Connect (or isolate). There are few “one-size-fits-all” techniques that work for everyone, so tune into your needs and take steps that work for you. While research shows that connecting with supportive people in our lives can boost our moods, sometimes we require quiet space to reset. Having supportive relationships in your life that you know you can count on is different than interacting constantly. Honor your needs: If the Zoom meeting with friends is energizing, bring some conversation starters and enjoy. If you need an evening off from online interactions, phone calls and text messages, take it.
Help someone else. Research shows that helping others actually does a lot to boost our own mood. Whether you feel comfortable volunteering in-person or are looking for opportunities that can be completed from your couch, there are many options to choose from. Create some joy: It doesn’t matter if your preference is finding a formal opportunity on a website like VolunteerMatch or offering to shovel your neighbor’s walkway — volunteering gives you purpose and structure. Small niceties like mailing greeting cards or baking for a friend can engage your talents and make someone’s day, while also returning the emotional favor.

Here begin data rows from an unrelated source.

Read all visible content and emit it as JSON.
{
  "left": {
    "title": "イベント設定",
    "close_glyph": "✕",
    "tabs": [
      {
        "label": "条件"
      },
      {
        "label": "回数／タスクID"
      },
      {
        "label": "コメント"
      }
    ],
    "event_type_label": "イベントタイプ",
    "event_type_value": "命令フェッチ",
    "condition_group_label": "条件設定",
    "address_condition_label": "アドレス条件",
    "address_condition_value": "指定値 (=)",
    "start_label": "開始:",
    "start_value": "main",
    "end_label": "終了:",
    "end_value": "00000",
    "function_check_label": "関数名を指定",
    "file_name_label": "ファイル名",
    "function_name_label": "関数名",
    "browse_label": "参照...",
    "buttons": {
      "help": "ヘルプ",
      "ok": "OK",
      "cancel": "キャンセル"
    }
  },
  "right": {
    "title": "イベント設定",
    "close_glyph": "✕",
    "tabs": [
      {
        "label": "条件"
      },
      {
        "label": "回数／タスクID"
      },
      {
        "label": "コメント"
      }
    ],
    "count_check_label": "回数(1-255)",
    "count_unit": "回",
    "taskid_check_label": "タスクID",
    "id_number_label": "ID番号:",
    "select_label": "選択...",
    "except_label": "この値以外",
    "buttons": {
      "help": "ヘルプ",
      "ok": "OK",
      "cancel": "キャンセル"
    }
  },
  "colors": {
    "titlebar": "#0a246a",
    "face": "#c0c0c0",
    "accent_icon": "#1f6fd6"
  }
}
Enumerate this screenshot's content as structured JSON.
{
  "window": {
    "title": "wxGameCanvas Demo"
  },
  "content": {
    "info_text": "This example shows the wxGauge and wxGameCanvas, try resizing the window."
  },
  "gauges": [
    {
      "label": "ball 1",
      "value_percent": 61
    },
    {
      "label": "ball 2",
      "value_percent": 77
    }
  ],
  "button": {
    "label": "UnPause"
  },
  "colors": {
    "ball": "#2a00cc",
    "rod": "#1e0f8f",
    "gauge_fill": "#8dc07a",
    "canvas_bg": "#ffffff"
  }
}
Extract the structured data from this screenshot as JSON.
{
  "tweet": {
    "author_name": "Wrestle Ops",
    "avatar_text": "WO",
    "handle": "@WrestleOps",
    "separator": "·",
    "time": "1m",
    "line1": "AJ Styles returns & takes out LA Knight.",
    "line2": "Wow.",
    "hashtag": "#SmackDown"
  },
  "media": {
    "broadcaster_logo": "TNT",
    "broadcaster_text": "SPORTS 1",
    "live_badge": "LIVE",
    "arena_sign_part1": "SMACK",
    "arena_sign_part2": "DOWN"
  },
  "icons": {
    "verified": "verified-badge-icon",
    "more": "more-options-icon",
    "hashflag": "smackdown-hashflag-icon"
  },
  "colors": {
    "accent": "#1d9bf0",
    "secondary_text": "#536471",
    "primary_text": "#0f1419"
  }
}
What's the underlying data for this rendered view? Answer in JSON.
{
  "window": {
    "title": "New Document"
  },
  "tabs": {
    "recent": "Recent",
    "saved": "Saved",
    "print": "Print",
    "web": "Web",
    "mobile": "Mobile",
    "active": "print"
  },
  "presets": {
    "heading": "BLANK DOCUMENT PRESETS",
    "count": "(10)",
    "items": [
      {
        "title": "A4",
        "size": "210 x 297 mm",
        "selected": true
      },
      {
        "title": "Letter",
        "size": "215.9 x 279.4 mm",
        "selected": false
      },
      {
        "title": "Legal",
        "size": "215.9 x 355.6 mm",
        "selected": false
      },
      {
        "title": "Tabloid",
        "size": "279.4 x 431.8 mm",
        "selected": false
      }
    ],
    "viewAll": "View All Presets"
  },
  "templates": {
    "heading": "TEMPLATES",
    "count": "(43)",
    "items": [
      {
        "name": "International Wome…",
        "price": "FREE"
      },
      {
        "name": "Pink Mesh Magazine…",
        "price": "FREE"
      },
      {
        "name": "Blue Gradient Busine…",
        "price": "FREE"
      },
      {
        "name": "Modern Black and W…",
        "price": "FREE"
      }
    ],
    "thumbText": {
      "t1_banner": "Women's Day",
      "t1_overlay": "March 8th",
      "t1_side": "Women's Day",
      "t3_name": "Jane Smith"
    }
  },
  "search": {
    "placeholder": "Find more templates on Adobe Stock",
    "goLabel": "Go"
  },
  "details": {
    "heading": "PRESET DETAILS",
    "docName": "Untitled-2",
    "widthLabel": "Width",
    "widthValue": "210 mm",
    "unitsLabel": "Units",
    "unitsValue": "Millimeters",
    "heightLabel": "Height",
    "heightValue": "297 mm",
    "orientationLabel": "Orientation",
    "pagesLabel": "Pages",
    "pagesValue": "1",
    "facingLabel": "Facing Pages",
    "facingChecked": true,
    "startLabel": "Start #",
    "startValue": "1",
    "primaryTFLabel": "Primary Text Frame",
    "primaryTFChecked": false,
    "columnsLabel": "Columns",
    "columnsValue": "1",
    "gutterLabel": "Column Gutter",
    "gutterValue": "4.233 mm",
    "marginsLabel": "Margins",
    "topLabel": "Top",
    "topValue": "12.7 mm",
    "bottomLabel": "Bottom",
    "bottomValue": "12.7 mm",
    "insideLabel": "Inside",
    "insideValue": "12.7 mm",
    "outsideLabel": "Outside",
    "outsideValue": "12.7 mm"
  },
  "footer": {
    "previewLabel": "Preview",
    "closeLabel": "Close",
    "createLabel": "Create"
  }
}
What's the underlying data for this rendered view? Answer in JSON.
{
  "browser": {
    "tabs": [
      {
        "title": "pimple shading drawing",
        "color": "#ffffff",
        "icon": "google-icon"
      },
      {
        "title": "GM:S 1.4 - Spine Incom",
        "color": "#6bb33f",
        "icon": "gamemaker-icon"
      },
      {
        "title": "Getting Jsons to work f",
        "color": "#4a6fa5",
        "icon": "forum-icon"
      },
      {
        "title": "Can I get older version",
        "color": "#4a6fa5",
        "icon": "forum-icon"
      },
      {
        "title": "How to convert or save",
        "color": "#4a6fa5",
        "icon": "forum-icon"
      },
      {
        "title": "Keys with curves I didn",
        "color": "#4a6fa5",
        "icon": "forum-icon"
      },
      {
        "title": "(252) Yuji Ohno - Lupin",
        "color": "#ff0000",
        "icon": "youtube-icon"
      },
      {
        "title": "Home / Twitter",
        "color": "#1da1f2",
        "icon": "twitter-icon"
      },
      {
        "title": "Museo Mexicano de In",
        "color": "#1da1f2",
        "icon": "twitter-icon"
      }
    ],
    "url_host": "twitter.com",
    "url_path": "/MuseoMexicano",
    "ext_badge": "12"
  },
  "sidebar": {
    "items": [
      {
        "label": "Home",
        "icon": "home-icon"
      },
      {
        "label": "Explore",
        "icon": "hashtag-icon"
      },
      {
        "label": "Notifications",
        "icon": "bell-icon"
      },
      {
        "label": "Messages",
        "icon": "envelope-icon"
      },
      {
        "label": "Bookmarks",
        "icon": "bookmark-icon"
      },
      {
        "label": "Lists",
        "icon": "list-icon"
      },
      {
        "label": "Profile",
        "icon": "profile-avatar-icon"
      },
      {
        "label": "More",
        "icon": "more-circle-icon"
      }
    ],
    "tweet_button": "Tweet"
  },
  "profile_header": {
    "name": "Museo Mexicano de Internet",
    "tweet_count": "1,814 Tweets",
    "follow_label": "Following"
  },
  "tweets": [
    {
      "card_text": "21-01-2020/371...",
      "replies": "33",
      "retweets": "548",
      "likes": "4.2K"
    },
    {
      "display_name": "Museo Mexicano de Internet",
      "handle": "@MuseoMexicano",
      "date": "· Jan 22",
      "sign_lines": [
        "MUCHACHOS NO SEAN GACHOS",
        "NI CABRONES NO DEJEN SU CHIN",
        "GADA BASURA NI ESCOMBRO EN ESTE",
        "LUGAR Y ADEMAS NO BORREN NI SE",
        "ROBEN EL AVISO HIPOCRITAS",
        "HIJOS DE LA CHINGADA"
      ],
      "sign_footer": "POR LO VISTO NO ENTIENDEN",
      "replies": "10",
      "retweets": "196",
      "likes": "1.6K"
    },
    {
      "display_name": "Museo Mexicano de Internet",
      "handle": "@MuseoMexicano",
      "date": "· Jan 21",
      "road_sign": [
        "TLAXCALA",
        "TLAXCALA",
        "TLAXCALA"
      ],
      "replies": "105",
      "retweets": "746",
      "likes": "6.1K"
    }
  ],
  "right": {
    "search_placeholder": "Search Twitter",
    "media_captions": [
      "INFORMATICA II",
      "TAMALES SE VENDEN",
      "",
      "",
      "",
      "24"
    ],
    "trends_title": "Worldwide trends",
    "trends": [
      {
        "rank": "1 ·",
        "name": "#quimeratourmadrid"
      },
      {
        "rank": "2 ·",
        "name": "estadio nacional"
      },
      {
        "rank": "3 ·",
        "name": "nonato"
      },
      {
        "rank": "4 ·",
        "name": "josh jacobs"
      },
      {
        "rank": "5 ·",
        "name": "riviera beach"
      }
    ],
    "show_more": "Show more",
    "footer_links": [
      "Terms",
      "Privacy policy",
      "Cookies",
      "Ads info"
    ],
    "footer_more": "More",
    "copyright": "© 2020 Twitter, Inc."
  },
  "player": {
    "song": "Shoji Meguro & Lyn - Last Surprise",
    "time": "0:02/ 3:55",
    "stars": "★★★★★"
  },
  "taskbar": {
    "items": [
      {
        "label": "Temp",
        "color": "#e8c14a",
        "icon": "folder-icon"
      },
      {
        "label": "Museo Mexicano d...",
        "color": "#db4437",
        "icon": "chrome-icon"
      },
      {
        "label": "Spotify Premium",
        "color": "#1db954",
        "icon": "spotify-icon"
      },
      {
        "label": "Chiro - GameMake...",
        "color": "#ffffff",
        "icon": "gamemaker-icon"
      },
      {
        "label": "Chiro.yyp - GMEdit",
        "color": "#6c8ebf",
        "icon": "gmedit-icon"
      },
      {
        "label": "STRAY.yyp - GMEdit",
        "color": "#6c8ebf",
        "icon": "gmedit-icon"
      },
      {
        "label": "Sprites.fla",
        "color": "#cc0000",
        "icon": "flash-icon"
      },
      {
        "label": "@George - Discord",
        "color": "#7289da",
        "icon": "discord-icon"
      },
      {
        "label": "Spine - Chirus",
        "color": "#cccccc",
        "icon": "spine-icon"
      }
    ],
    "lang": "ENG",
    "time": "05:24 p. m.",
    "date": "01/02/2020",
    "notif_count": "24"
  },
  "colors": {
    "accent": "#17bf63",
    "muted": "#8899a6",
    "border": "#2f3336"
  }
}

Do one thing differently each day. This is one of my favorite solution-focused techniques. Whether stuck in a career rut or struggling with cabin fever, the act of intentionally choosing to do one thing differently each day gets us out of a rut and forces our brains to stop over relying on habits that may be contributing to our negative feelings. Make change a habit: Sit at a different place at the dinner table. Brush with your non-dominant hand. Watch a new program. Try a new recipe. It really doesn’t matter what it is or how long it takes. The conscious act of mixing things up will enable you to see the world from a different perspective, which may lead to creative ideas and interesting discoveries.
Get support. There’s a reason that mental health professionals have seen a massive uptick in the request for services. We all need extra support in these unprecedented times. In the same way we’re taking precautions around our physical health by wearing masks, social distancing and staying home, it’s equally important to be proactive about our mental health. Find help: Support comes in many forms – a therapist, career coach, clergy, friend, mentor – and most of us engage with a variety of these supports at different times throughout our lives. The world we live in is complex, and rarely predictable. The events of the past year have proven that. Most services are available via telehealth, phone or even text, and offer a variety of reasonable payment options. If you are looking for a qualified mental health professional in your area, please check these resources: NAMI, SAMHSA, TalkSpace.
One of my personal favorite ways to quickly de-stress is to relax my face. It may sound strange, but when I stop what I’m doing occasionally to tune into my body, I often find that my jaw and fists are clenched and my shoulders are tight, even though there’s no rational reason. Our bodies often recognize our emotions before our brains, so it helps to pay attention.